**Page and application data records**:

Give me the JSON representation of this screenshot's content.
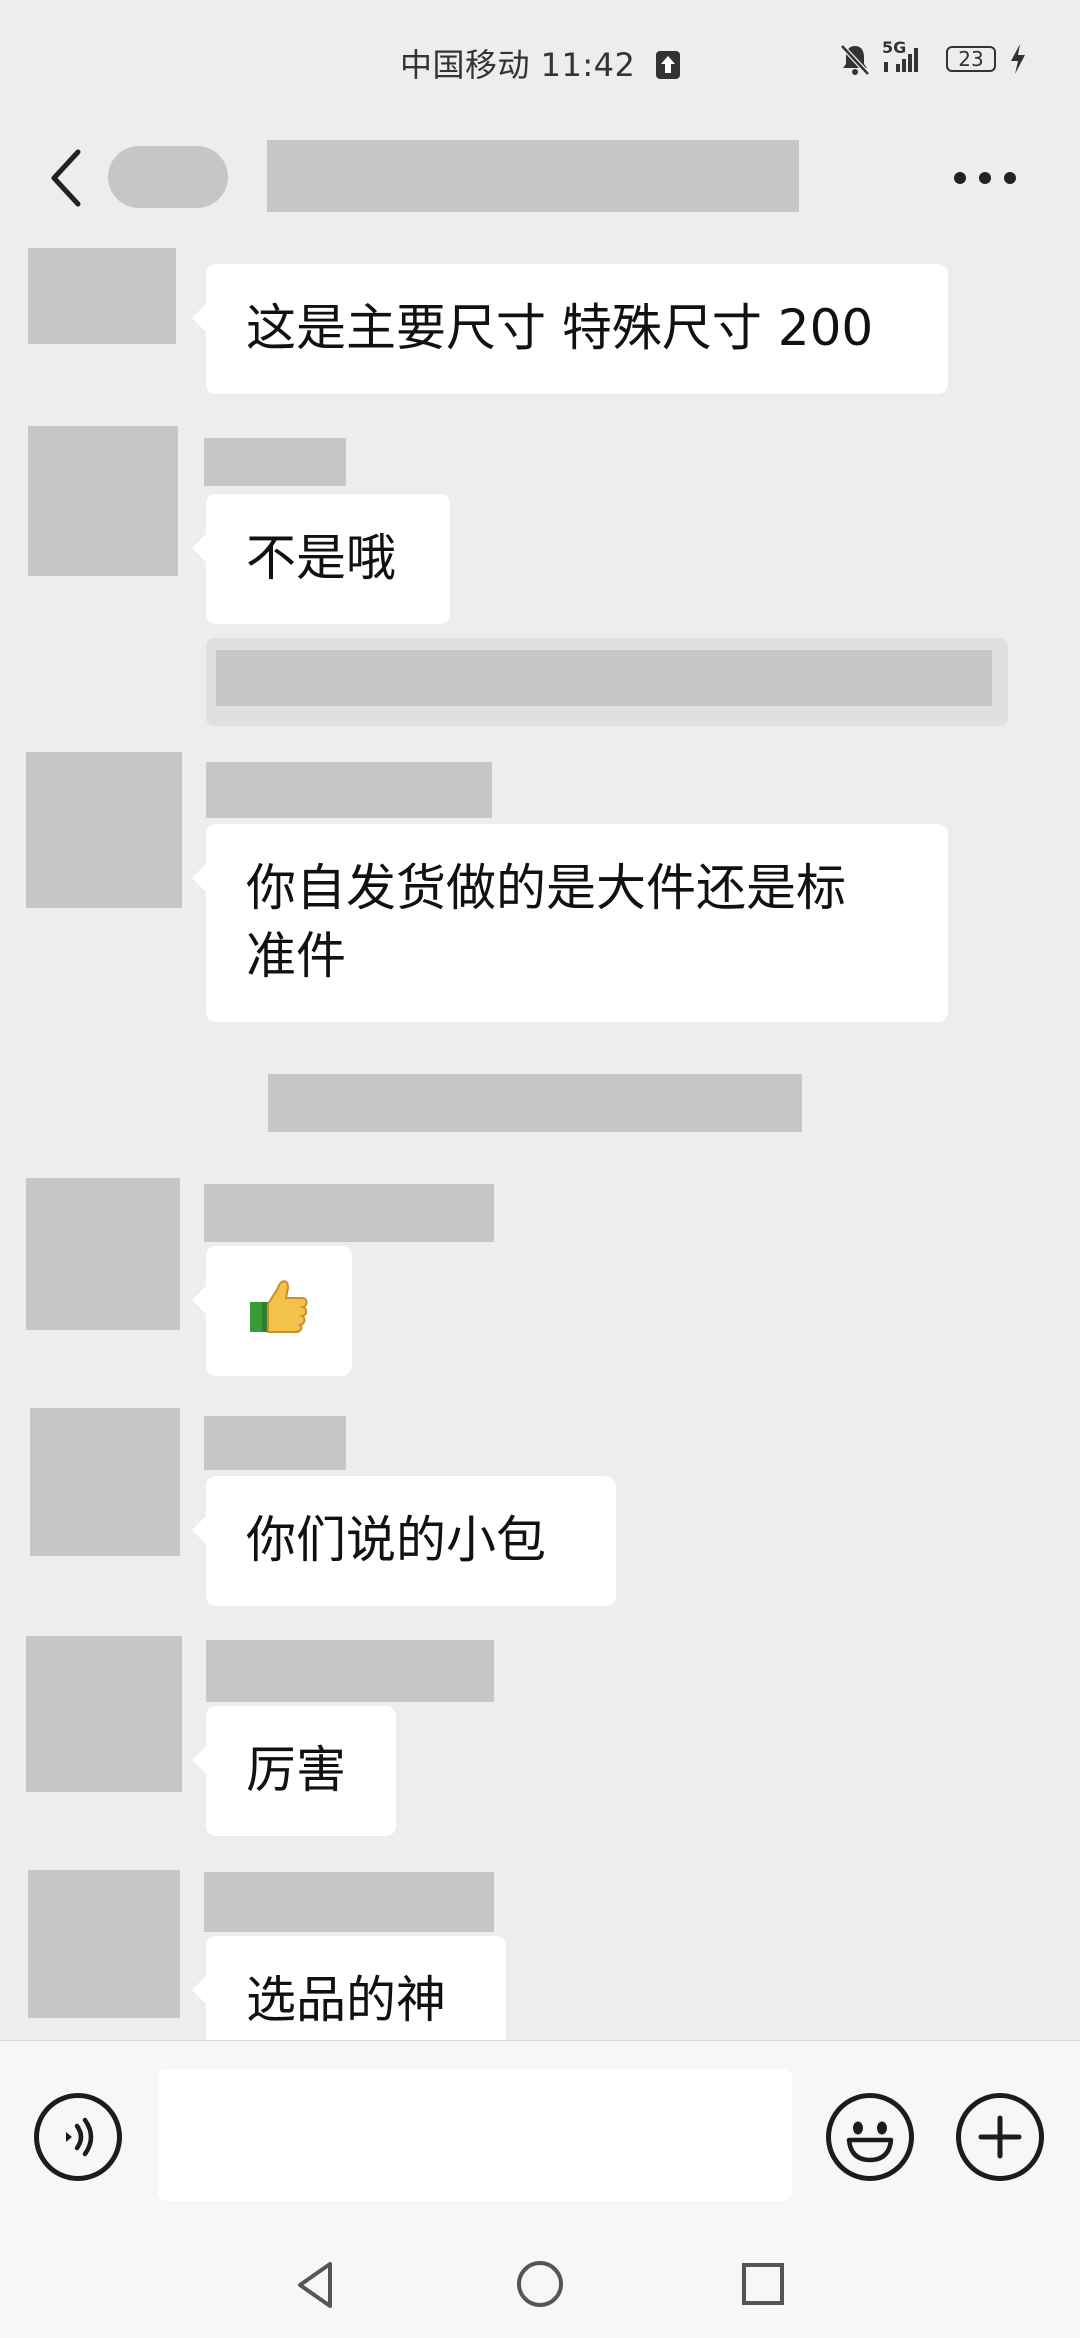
{
  "status_bar": {
    "carrier_time": "中国移动 11:42",
    "network": "5G",
    "battery": "23"
  },
  "messages": [
    {
      "text": "这是主要尺寸 特殊尺寸 200"
    },
    {
      "text": "不是哦"
    },
    {
      "text_line1": "你自发货做的是大件还是标",
      "text_line2": "准件"
    },
    {
      "emoji": "👍"
    },
    {
      "text": "你们说的小包"
    },
    {
      "text": "厉害"
    },
    {
      "text": "选品的神"
    }
  ],
  "icons": {
    "back": "chevron-left-icon",
    "more": "more-dots-icon",
    "voice": "voice-icon",
    "emoji": "smiley-icon",
    "add": "plus-icon",
    "nav_back": "triangle-back-icon",
    "nav_home": "circle-home-icon",
    "nav_recent": "square-recent-icon"
  },
  "colors": {
    "background": "#ededed",
    "bubble": "#ffffff",
    "redaction": "#c6c6c6"
  }
}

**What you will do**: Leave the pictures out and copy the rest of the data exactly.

**Response**:
Give me the JSON representation of this screenshot's content.
{
  "status_bar": {
    "carrier_time": "中国移动 11:42",
    "network": "5G",
    "battery": "23"
  },
  "messages": [
    {
      "text": "这是主要尺寸 特殊尺寸 200"
    },
    {
      "text": "不是哦"
    },
    {
      "text_line1": "你自发货做的是大件还是标",
      "text_line2": "准件"
    },
    {
      "emoji": "👍"
    },
    {
      "text": "你们说的小包"
    },
    {
      "text": "厉害"
    },
    {
      "text": "选品的神"
    }
  ],
  "icons": {
    "back": "chevron-left-icon",
    "more": "more-dots-icon",
    "voice": "voice-icon",
    "emoji": "smiley-icon",
    "add": "plus-icon",
    "nav_back": "triangle-back-icon",
    "nav_home": "circle-home-icon",
    "nav_recent": "square-recent-icon"
  },
  "colors": {
    "background": "#ededed",
    "bubble": "#ffffff",
    "redaction": "#c6c6c6"
  }
}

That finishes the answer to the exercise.